First: On September 29, the day before the end of the US Fiscal year, the US Senate finally got around to passing a $US 634 Billion "spending bill". This was necessary to give the government "permission" to go on spending on October 1. It was also necessary to avoid a lame duck session of the US Congress between the election on November 4 and the inauguration of the new President in late January next year.
Second: As already mentioned, September 30 was the end of the US fiscal year. And what a year it was! The US Treasury's "debt to the penny" page shows the following data: On the last day of fiscal 2006-07, September 28, 2007, the Treasury's "debt to the penny" stood at $US 9.007653 TRILLION. On the last day of fiscal 2007/08, September 30, 2008, it stood at $US 10.024724 TRILLION.
Thus, in one fiscal year, official US Treasury debt increased by $US 1.017071 TRILLION - that's right - OVER $US 1 TRILLION - with the official budget deficit put at less than half that.
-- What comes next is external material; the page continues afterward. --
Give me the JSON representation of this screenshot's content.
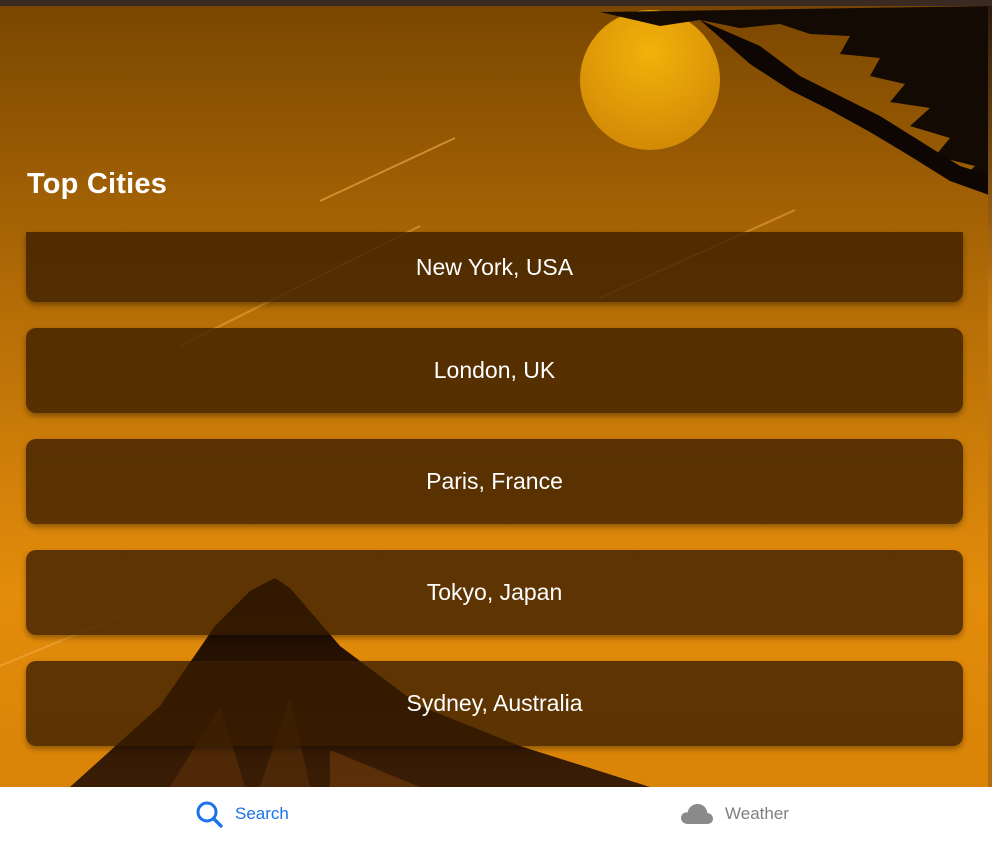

It is, or certainly should be, that the US political and financial powers that be are doing everything conceivably possible to stave off the collapse of their fiat money system. They banned short selling in financial stocks for the second time since July on September 22, the second ban due to expire on October 2. On October 3, the ban was still in place. Late in the evening, the SEC said that the ban would now expire after markets had closed on Wednesday, October 8 - three days after Mr Bush signed the bailout bill into law.
Needless to say, short selling is not seen as a bad thing in all markets. On the commodities markets, for instance, nobody has a bad word to say about any type of short selling, including the "naked" variety so villified elsewhere. Oil is below $US 95.00. Metals have universally tanked. Gold dived precipitously on October 2, the day after the Senate passed the bailout bill, falling $US 43.00 on the day and a further $US 11.10 on October 3. Gold is not necessary to keep the financial and banking system functioning in the way that the powers that be want it to function. It is merely money.
The US Dollar has soared again this week as Americans desperately repatriate every investment they can sell overseas and bring the money home. Treasury yields are falling again as Americans who already have some money left at home flee the stock market and almost every other market for the "safety" of US federal government debt. Meanwhile, as already stated, that same government debt has increased by more than $US 1 TRILLION - for the first time ever - over the fiscal year which ended this week.
Truly, the financial world is a fantastic spectacle as we enter the month of October.
As you can see, the price action on this chart took Gold well below the uptrend line which has supported the entire bull market from its start in 2002. We also have descending lows on the chart - the $US 1000 high set in March and the $US 975 high set in mid July. Gold slid all the way down to the $US 750 level on this chart just three weeks ago. And then the HUGE rebound which has now reversed this week as the drama around the passage of the bailout bill unfolded.
We began the table below in 2007 and have extended it into 2008, even though Gold in all four currencies in the table remain well above their 2006 highs. Gold breaking out to new all time highs in $US terms at the end of January led to bull market highs in all four currencies. And as you can see, in March, Gold improved upon those January levels in all four currencies as spot future Gold closed above the $US 1000 level for the first time ever in the middle of March.
Two months ago, we had a new entry on the table for the first time since Gold topped the $US 1000 level in March. On July 17, Gold rose to 103233 Yen. That was a new 2008 high for the metal in terms of the Japanese currency. Then the Fannie/Freddie bailout plan went to work. On October 8, with the announcement of co-ordinated interest rate cuts by SIX major world central banks (including the Fed), Gold hit new all time highs in terms of the Australian Dollar, the Euro and many other major world currencies.